***** Provided records
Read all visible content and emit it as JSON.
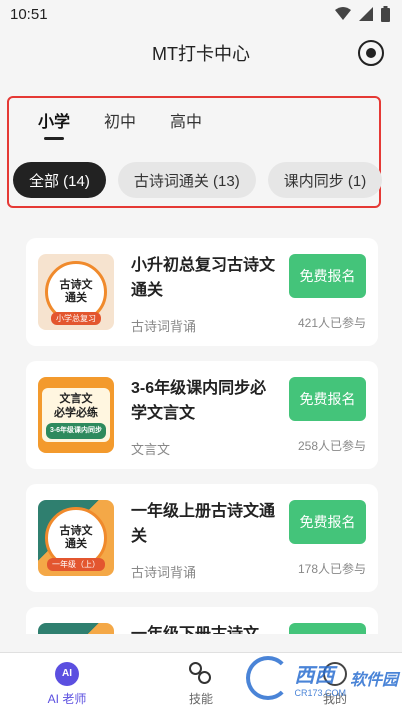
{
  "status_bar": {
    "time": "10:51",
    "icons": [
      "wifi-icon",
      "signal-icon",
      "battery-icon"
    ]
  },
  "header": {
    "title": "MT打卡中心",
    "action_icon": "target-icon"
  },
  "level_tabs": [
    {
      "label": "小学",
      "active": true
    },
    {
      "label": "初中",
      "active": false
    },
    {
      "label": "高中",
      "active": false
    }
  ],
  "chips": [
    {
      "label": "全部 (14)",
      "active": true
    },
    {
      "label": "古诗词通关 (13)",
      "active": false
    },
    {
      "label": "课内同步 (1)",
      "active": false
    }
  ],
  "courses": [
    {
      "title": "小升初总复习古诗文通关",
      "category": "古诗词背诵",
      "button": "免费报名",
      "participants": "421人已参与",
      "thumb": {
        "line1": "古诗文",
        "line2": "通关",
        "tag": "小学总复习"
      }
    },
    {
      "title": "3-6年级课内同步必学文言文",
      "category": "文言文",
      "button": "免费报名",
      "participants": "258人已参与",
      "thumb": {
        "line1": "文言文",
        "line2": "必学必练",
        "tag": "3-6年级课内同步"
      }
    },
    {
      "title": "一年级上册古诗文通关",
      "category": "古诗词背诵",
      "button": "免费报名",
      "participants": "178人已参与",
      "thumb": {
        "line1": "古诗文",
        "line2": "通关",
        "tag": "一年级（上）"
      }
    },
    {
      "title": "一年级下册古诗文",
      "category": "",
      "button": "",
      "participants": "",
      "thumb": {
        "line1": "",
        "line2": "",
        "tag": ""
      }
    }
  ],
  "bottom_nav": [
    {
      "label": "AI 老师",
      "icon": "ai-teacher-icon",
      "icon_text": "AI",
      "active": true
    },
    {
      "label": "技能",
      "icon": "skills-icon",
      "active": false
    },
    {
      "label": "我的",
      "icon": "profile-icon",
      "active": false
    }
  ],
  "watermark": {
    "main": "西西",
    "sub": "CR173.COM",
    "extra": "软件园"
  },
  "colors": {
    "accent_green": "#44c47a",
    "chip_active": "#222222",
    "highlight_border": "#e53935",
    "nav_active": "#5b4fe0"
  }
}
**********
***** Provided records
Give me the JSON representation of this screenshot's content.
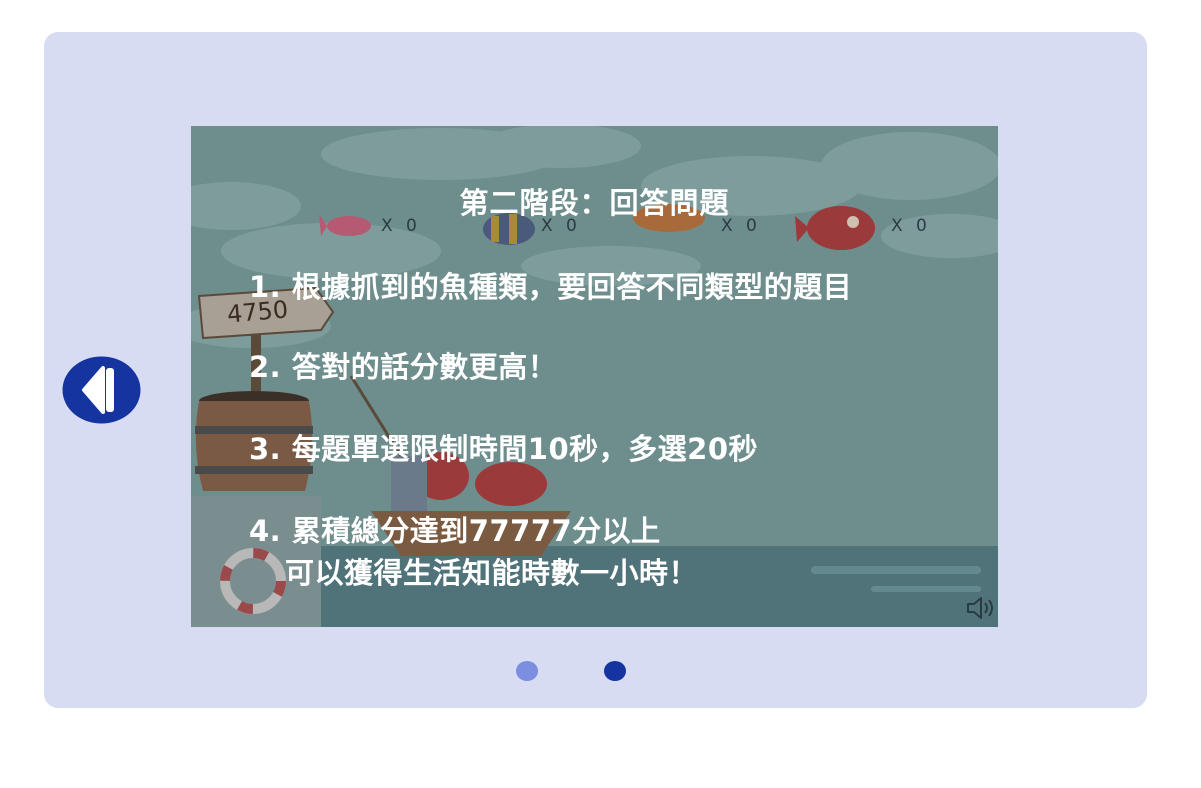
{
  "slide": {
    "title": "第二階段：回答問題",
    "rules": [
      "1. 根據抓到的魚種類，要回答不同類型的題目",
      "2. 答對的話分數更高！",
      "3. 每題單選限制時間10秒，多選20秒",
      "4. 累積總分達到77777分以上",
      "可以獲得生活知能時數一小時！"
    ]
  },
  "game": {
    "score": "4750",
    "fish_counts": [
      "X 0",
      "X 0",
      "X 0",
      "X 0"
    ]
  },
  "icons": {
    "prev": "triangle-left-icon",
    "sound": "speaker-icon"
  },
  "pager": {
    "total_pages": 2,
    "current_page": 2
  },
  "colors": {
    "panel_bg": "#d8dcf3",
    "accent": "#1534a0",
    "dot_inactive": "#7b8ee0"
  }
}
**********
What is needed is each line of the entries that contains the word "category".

-- Problem solution --
      "category": "古诗词背诵",
      "category": "文言文",
      "category": "古诗词背诵",
      "category": "",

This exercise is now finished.